Mastering JavaScript's Spread Operator for Cleaner Code

Mastering JavaScript's Spread Operator for Cleaner Code

Introduction:

The spread operator (`...`) is a handy feature introduced in ES6 that allows you to expand iterable elements such as arrays or objects. It can be used to create shallow copies, merge objects, and simplify your code. In this article, we will explore some clever ways to use the spread operator to make your web development process smoother and more efficient.

1. Cloning Arrays and Objects

The spread operator can be used to create shallow copies of arrays and objects, which helps prevent unintended side effects when manipulating data.

Example:

  1. const originalArray = [1, 2, 3];
  2. const clonedArray = [...originalArray];
  3.  
  4. originalArray.push(4);
  5.  
  6. console.log(originalArray); // Output: [1, 2, 3, 4]
  7. console.log(clonedArray); // Output: [1, 2, 3]

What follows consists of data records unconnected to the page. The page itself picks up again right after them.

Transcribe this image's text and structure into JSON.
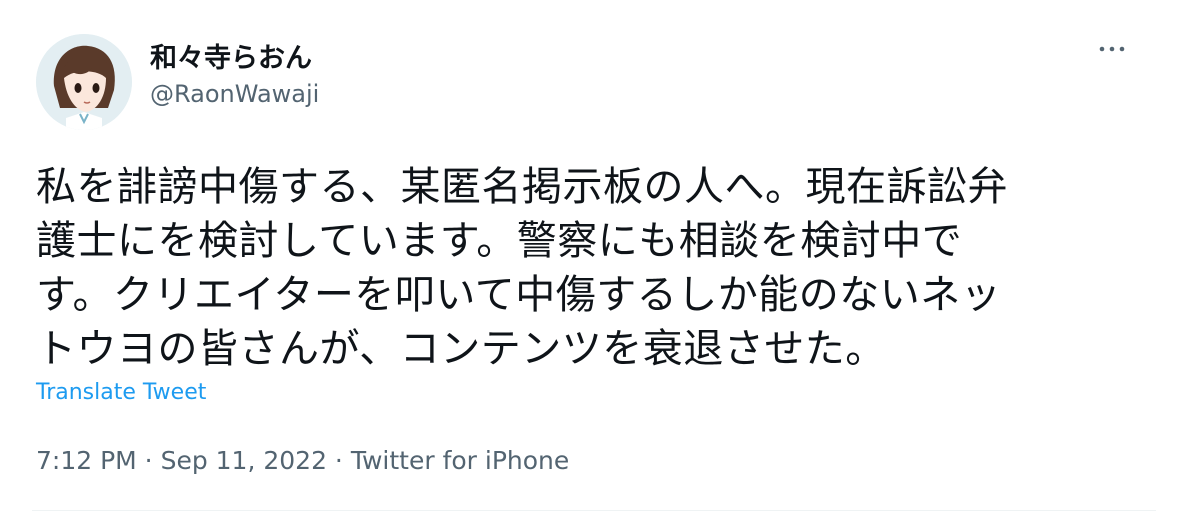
{
  "author": {
    "display_name": "和々寺らおん",
    "handle": "@RaonWawaji",
    "avatar_icon": "anime-girl-avatar-icon"
  },
  "menu": {
    "more_icon": "more-dots-icon"
  },
  "tweet": {
    "text_lines": [
      "私を誹謗中傷する、某匿名掲示板の人へ。現在訴訟弁",
      "護士にを検討しています。警察にも相談を検討中で",
      "す。クリエイターを叩いて中傷するしか能のないネッ",
      "トウヨの皆さんが、コンテンツを衰退させた。"
    ],
    "translate_label": "Translate Tweet"
  },
  "meta": {
    "time": "7:12 PM",
    "separator": " · ",
    "date": "Sep 11, 2022",
    "source": "Twitter for iPhone"
  },
  "colors": {
    "text": "#0f1419",
    "secondary": "#536471",
    "link": "#1d9bf0"
  }
}
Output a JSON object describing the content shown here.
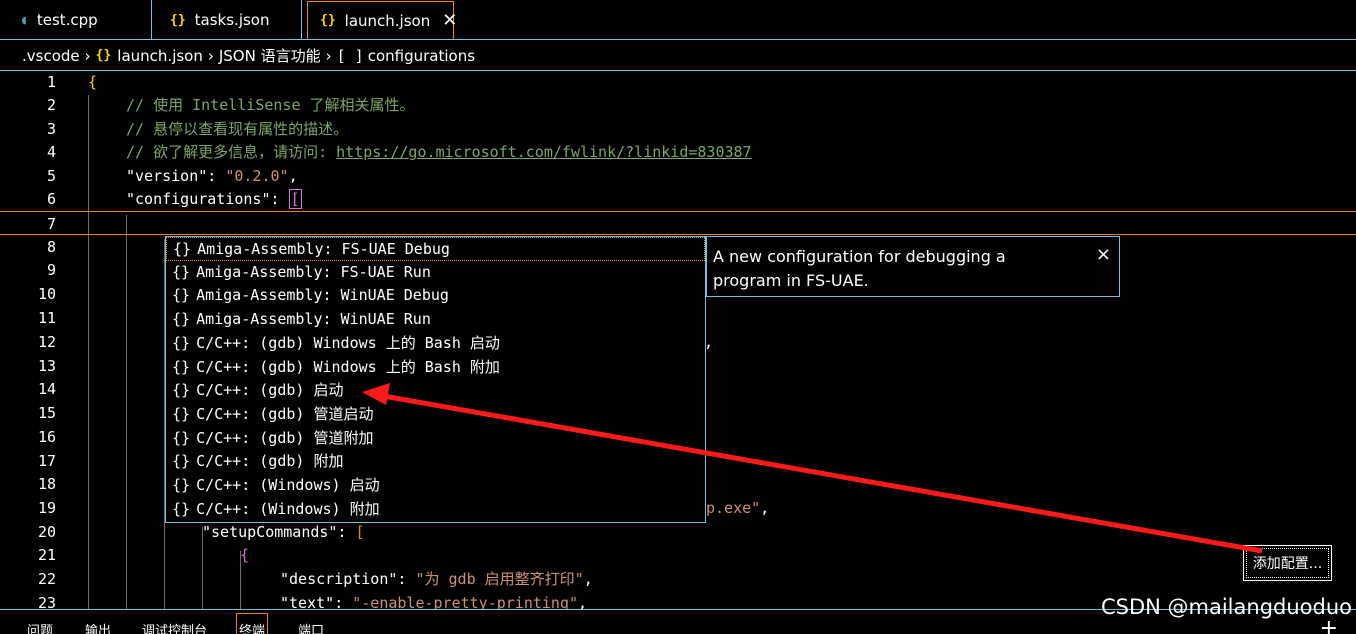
{
  "tabs": [
    {
      "label": "test.cpp",
      "icon": "C",
      "icon_color": "#519aba"
    },
    {
      "label": "tasks.json",
      "icon": "{}",
      "icon_color": "#ffd700"
    },
    {
      "label": "launch.json",
      "icon": "{}",
      "icon_color": "#ffd700",
      "active": true
    }
  ],
  "breadcrumb": {
    "folder": ".vscode",
    "file": "launch.json",
    "section": "JSON 语言功能",
    "item": "configurations"
  },
  "editor": {
    "line_numbers": [
      "1",
      "2",
      "3",
      "4",
      "5",
      "6",
      "7",
      "8",
      "9",
      "10",
      "11",
      "12",
      "13",
      "14",
      "15",
      "16",
      "17",
      "18",
      "19",
      "20",
      "21",
      "22",
      "23"
    ],
    "lines": {
      "l1": "{",
      "l2": "// 使用 IntelliSense 了解相关属性。",
      "l3": "// 悬停以查看现有属性的描述。",
      "l4_prefix": "// 欲了解更多信息，请访问: ",
      "l4_link": "https://go.microsoft.com/fwlink/?linkid=830387",
      "l5_key": "\"version\"",
      "l5_val": "\"0.2.0\"",
      "l6_key": "\"configurations\"",
      "l6_bracket": "[",
      "l12_tail": ",",
      "l19_tail_str": "p.exe\"",
      "l19_tail_comma": ",",
      "l20_key": "\"setupCommands\"",
      "l20_bracket": "[",
      "l21": "{",
      "l22_key": "\"description\"",
      "l22_val": "\"为 gdb 启用整齐打印\"",
      "l23_key": "\"text\"",
      "l23_val": "\"-enable-pretty-printing\""
    }
  },
  "suggest": {
    "icon": "{}",
    "items": [
      "Amiga-Assembly: FS-UAE Debug",
      "Amiga-Assembly: FS-UAE Run",
      "Amiga-Assembly: WinUAE Debug",
      "Amiga-Assembly: WinUAE Run",
      "C/C++: (gdb) Windows 上的 Bash 启动",
      "C/C++: (gdb) Windows 上的 Bash 附加",
      "C/C++: (gdb) 启动",
      "C/C++: (gdb) 管道启动",
      "C/C++: (gdb) 管道附加",
      "C/C++: (gdb) 附加",
      "C/C++: (Windows) 启动",
      "C/C++: (Windows) 附加"
    ],
    "selected_index": 0
  },
  "details": {
    "text": "A new configuration for debugging a program in FS-UAE.",
    "close": "×"
  },
  "add_config_label": "添加配置...",
  "panel": {
    "tabs": [
      "问题",
      "输出",
      "调试控制台",
      "终端",
      "端口"
    ],
    "active_index": 3,
    "plus": "+"
  },
  "watermark": "CSDN @mailangduoduo",
  "colors": {
    "accent_border": "#6fc3df",
    "focus_border": "#f38518",
    "annotation_arrow": "#ff1a1a"
  }
}
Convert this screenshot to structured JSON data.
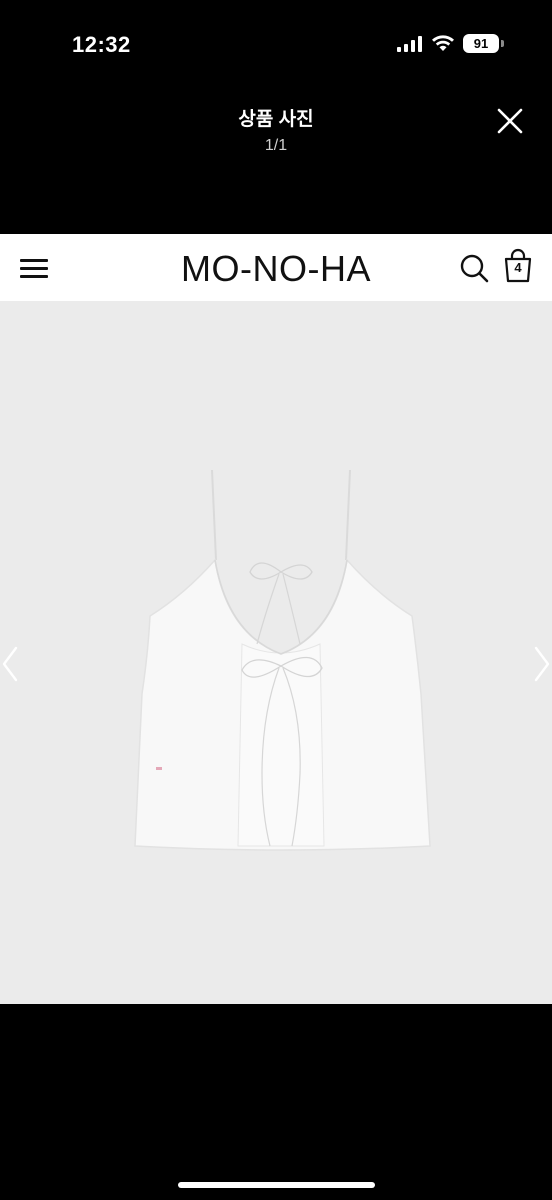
{
  "status_bar": {
    "time": "12:32",
    "battery": "91",
    "icons": [
      "signal-icon",
      "wifi-icon",
      "battery-icon"
    ]
  },
  "viewer": {
    "title": "상품 사진",
    "counter": "1/1",
    "close_icon": "close-icon"
  },
  "photo": {
    "brand": "MO-NO-HA",
    "cart_count": "4",
    "icons": [
      "menu-icon",
      "search-icon",
      "shopping-bag-icon",
      "chevron-left-icon",
      "chevron-right-icon"
    ],
    "colors": {
      "background": "#ebebeb",
      "header": "#ffffff",
      "garment": "#f8f8f8"
    }
  }
}
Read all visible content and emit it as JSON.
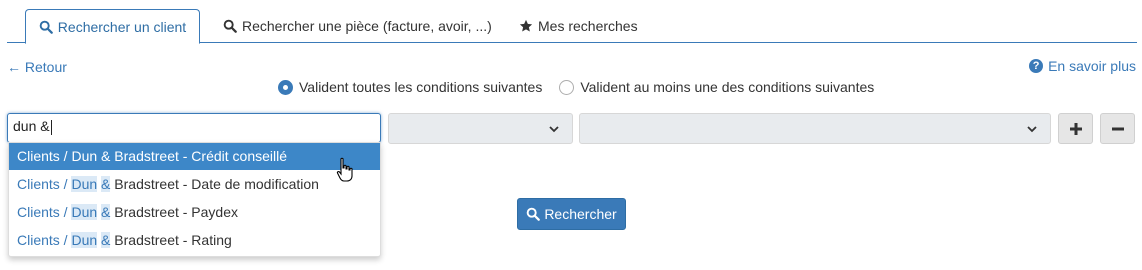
{
  "tabs": [
    {
      "label": "Rechercher un client",
      "icon": "search-icon",
      "active": true
    },
    {
      "label": "Rechercher une pièce (facture, avoir, ...)",
      "icon": "search-icon",
      "active": false
    },
    {
      "label": "Mes recherches",
      "icon": "star-icon",
      "active": false
    }
  ],
  "nav": {
    "back_label": "← Retour",
    "help_label": "En savoir plus"
  },
  "conditions": {
    "all_label": "Validen toutes les conditions suivantes",
    "any_label": "Valident au moins une des conditions suivantes",
    "selected": "all"
  },
  "criteria": {
    "field_value": "dun &",
    "operator_value": "",
    "value_value": ""
  },
  "dropdown": {
    "items": [
      {
        "prefix": "Clients / ",
        "match1": "Dun",
        "sep": " ",
        "match2": "&",
        "suffix": " Bradstreet - Crédit conseillé",
        "selected": true
      },
      {
        "prefix": "Clients / ",
        "match1": "Dun",
        "sep": " ",
        "match2": "&",
        "suffix": " Bradstreet - Date de modification",
        "selected": false
      },
      {
        "prefix": "Clients / ",
        "match1": "Dun",
        "sep": " ",
        "match2": "&",
        "suffix": " Bradstreet - Paydex",
        "selected": false
      },
      {
        "prefix": "Clients / ",
        "match1": "Dun",
        "sep": " ",
        "match2": "&",
        "suffix": " Bradstreet - Rating",
        "selected": false
      }
    ]
  },
  "actions": {
    "search_label": "Rechercher"
  },
  "colors": {
    "accent": "#3a7ab8",
    "selected_row": "#3d87c8",
    "highlight": "#dbe9f6"
  }
}
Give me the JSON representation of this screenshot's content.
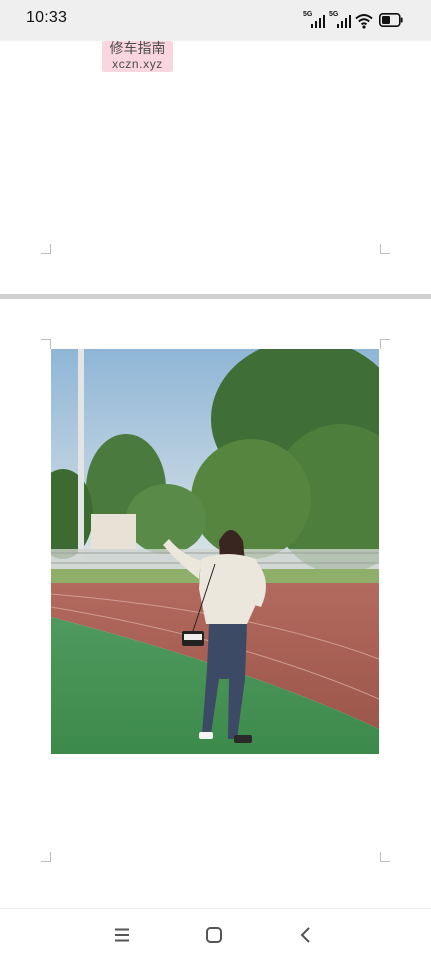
{
  "status_bar": {
    "time": "10:33",
    "signal_1_label": "5G",
    "signal_2_label": "5G",
    "icons": [
      "signal-icon",
      "signal-icon",
      "wifi-icon",
      "battery-icon"
    ]
  },
  "document": {
    "watermark": {
      "chinese_text": "修车指南",
      "url_text": "xczn.xyz",
      "background_color": "#f9d6e0"
    },
    "photo": {
      "subject": "woman in cream sweater and jeans posing on running track"
    }
  },
  "nav_bar": {
    "icons": [
      "menu-icon",
      "home-icon",
      "back-icon"
    ]
  }
}
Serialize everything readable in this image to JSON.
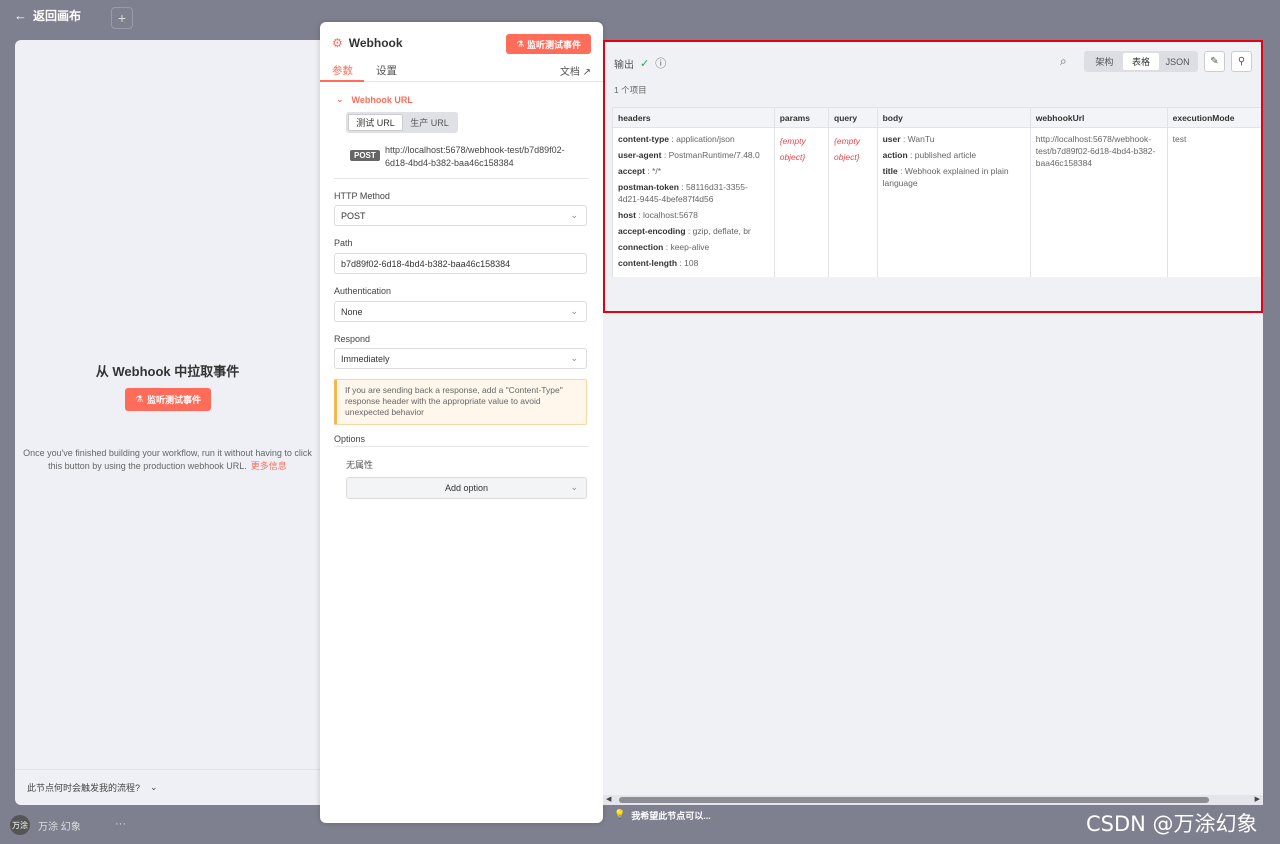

2. Merging Arrays and Objects

Combining arrays or objects is simplified using the spread operator. It allows you to merge multiple arrays or objects into a single entity.

Example:

  1. const array1 = [1, 2, 3];
  2. const array2 = [4, 5, 6];
  3. const mergedArray = [...array1, ...array2];
  4.  
  5. console.log(mergedArray); // Output: [1, 2, 3, 4, 5, 6]
  6.  
  7. const object1 = { a: 1, b: 2 };
  8. const object2 = { c: 3, d: 4 };
  9. const mergedObject = { ...object1, ...object2 };
  10.  
  11. console.log(mergedObject); // Output: { a: 1, b: 2, c: 3, d: 4 }

3. Function Arguments

The spread operator can be used to pass an array of arguments to a function. This can be particularly useful when working with functions that accept a variable number of arguments.

Example:

  1. function sum(a, b, c) {
  2. return a + b + c;
  3. }
  4.  
  5. const numbers = [1, 2, 3];
  6. const result = sum(...numbers);
  7.  
  8. console.log(result); // Output: 6

4. Destructuring Arrays and Objects

JavaScript's destructuring assignment syntax works seamlessly with the spread operator, making it easy to extract values from arrays or objects and assign them to variables.

Example:

  1. const [first, second, ...rest] = [1, 2, 3, 4, 5];
  2.  
  3. console.log(first); // Output: 1
  4. console.log(second); // Output: 2
  5. console.log(rest); // Output: [3, 4, 5]
  6.  
  7. const { a, ...remaining } = { a: 1, b: 2, c: 3 };
  8.  
  9. console.log(a); // Output: 1
  10. console.log(remaining); // Output: { b: 2, c: 3 }

Conclusion:

JavaScript's spread operator is a powerful tool that can help you write cleaner and more efficient code. By mastering its uses, you can make your web development process smoother and more enjoyable. Give these tricks a try and see how they can improve your coding experience.

We use cookies to improve your browsing experience. By continuing to use this website, you consent to our use of cookies. Learn More